### Problem details:
Which lines in the data contain the word "JSON"? Please copy each of them.

[Items listed in a dataset]
Content starts
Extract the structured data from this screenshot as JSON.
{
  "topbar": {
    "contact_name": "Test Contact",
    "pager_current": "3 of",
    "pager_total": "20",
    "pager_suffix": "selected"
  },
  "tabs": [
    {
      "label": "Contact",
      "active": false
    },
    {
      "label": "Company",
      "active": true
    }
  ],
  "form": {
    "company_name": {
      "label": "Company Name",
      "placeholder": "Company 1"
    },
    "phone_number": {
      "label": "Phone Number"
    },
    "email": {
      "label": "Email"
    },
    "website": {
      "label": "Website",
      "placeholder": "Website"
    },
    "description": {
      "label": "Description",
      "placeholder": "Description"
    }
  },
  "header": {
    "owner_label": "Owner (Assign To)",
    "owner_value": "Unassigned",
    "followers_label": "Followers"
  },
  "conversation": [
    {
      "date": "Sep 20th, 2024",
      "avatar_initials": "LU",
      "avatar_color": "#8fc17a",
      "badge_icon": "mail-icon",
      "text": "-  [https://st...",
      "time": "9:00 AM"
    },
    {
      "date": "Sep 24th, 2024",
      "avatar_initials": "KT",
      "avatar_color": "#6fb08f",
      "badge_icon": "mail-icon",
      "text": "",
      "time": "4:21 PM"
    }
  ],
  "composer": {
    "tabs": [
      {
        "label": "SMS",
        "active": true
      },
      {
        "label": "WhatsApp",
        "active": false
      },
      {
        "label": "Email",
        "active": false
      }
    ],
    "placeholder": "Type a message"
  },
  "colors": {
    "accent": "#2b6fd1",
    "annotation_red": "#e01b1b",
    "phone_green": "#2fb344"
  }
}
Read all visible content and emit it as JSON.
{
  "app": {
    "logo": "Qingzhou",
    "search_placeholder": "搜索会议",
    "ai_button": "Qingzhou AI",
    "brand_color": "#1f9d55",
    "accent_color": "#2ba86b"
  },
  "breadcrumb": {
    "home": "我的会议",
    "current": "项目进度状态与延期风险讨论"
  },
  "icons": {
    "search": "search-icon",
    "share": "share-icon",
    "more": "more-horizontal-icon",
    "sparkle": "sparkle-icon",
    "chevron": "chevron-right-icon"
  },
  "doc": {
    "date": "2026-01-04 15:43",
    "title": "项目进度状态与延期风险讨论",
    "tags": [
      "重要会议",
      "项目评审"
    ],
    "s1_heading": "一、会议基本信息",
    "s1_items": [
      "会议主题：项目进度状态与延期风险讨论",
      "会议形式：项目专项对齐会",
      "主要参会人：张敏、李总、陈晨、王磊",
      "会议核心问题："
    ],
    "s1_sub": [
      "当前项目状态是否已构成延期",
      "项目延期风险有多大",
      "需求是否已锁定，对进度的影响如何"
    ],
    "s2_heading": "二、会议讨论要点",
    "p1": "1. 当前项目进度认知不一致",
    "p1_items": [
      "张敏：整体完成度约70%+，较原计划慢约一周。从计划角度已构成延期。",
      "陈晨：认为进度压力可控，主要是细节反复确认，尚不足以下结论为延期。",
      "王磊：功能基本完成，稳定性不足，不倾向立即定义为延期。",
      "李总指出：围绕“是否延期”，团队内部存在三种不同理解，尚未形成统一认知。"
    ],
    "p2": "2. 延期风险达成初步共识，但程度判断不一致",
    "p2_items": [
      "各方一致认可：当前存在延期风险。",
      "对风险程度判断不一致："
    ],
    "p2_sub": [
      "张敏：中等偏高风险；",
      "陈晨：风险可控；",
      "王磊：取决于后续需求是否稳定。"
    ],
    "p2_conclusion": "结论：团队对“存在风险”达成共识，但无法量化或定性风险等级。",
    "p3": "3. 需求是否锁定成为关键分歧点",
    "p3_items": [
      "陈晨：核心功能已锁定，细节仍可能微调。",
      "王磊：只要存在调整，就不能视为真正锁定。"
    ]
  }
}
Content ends
### Your response:
Extract the structured data from this screenshot as JSON.
Read all visible content and emit it as JSON.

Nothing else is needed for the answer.